The ride may not be the lightest or most aerodynamic on offer, but it oozes class, and few bikes will ever match the Colnago C64 for pure desirability.

Read our in-depth review of the Colnago C64 here

3T Strada

£3,700 frameset, saddleback.co.uk

3T’s radical Strada came from the mind of Cervélo co-founder and all-round engineering whizz Gerard Vroomen. The frame has all the trappings of an aero road bike, but it has been designed around wide tyres and 1x gearing.

Wide tyres offer comfort without impairing aerodynamics, and the 1x system provides almost all the gearing of a 2x system despite being lighter and more aerodynamic – according to Vroomen, a front derailleur can cost in the region of 7 watts at 32kmh.

Read our review of the 3T Strada here

Bianchi Specialissima

From £4,800, bianchi.com

The Specialissima is Bianchi’s lightweight climbing bike, and is also one of the most classically elegant bikes in the pro peloton.

Eschewing the curves and sharp edges of most modern race bikes, the Specialissima oozes Italian heritage but is still every bit the technical racer.

While it has stiffness in abundance, it also offers a smooth ride thanks to the Countervail viscoelastic resin in the carbon layup that helps to filter out road buzz.

Read our review of the Bianchi Specialissima here

Buy the Bianchi Specialissima from Rutland Cycling here

Moots Routt YBB

£5,700 frameset, saddleback.co.uk

Poised, elegant, refined – pick three.

The welding here is exquisite, as is the satin finish and anodised graphics. But the true beauty of the Routt YBB resides in its sublime ride quality, in part bestowed by the custom-drawn 3/2.5 titanium tubing, and in part by the rear shock, which offers 30mm of controlled, tuneable rear travel.

YBB stands for ‘Why Be Beat?’, although Moots could equally well have called it the MCR – magic carpet ride.

It really is supernaturally smooth. 

Cannondale SuperSix Evo Hi-Mod Disc

From £4,000, cyclingsportsgroup.com

The all-new SuperSix Evo may have strayed from its traditional aesthetic but it has gained a heap of speed for 2020.

The frame uses truncated aero tubes combined with dropped seatstays and Cannondale’s in-house Knot kit, including the cockpit and wheels, to shave off drag.
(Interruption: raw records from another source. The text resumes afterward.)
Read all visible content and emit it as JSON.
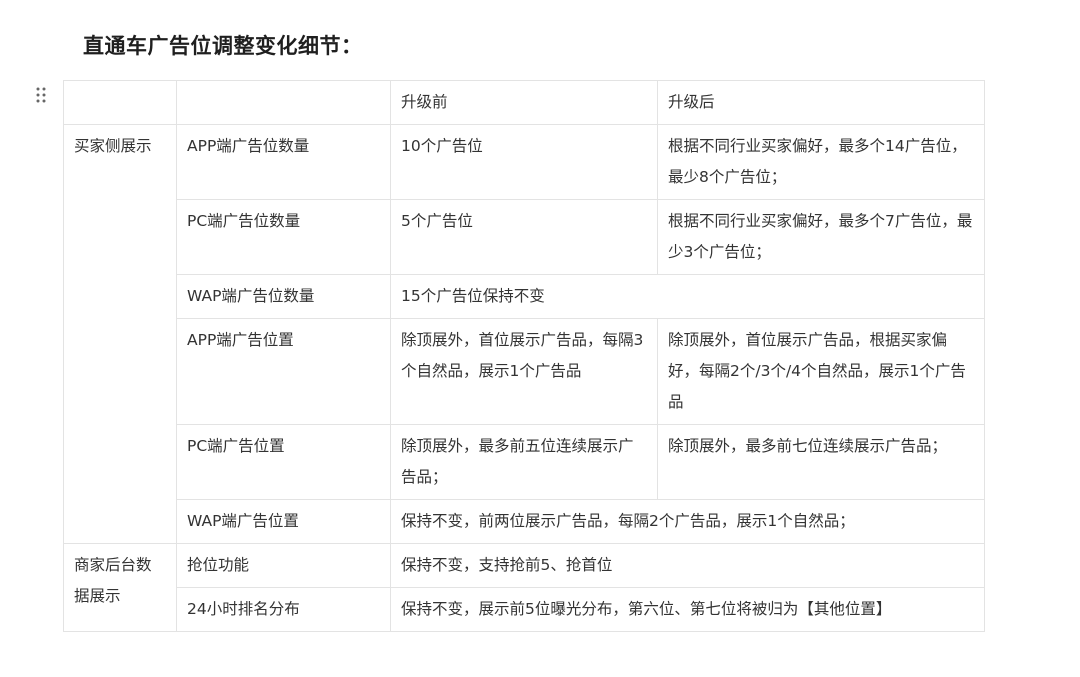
{
  "title": "直通车广告位调整变化细节：",
  "table": {
    "header": {
      "corner_a": "",
      "corner_b": "",
      "before": "升级前",
      "after": "升级后"
    },
    "groups": {
      "buyer_side": "买家侧展示",
      "merchant_backend": "商家后台数据展示"
    },
    "rows": {
      "app_count": {
        "label": "APP端广告位数量",
        "before": "10个广告位",
        "after": "根据不同行业买家偏好，最多个14广告位，最少8个广告位；"
      },
      "pc_count": {
        "label": "PC端广告位数量",
        "before": "5个广告位",
        "after": "根据不同行业买家偏好，最多个7广告位，最少3个广告位；"
      },
      "wap_count": {
        "label": "WAP端广告位数量",
        "merged": "15个广告位保持不变"
      },
      "app_position": {
        "label": "APP端广告位置",
        "before": "除顶展外，首位展示广告品，每隔3个自然品，展示1个广告品",
        "after": "除顶展外，首位展示广告品，根据买家偏好，每隔2个/3个/4个自然品，展示1个广告品"
      },
      "pc_position": {
        "label": "PC端广告位置",
        "before": "除顶展外，最多前五位连续展示广告品；",
        "after": "除顶展外，最多前七位连续展示广告品；"
      },
      "wap_position": {
        "label": "WAP端广告位置",
        "merged": "保持不变，前两位展示广告品，每隔2个广告品，展示1个自然品；"
      },
      "grab_position": {
        "label": "抢位功能",
        "merged": "保持不变，支持抢前5、抢首位"
      },
      "ranking_24h": {
        "label": "24小时排名分布",
        "merged": "保持不变，展示前5位曝光分布，第六位、第七位将被归为【其他位置】"
      }
    }
  },
  "icons": {
    "drag_handle": "drag-handle-icon"
  }
}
It amounts to a bike with a claimed frame weight of 866g that Cannondale says has 30 watts less drag at 48kmh than its predecessor.

Read our full review of the Cannondale SuperSix Evo here

Buy the Cannondale SuperSix Evo from Leisure Lake Bikes here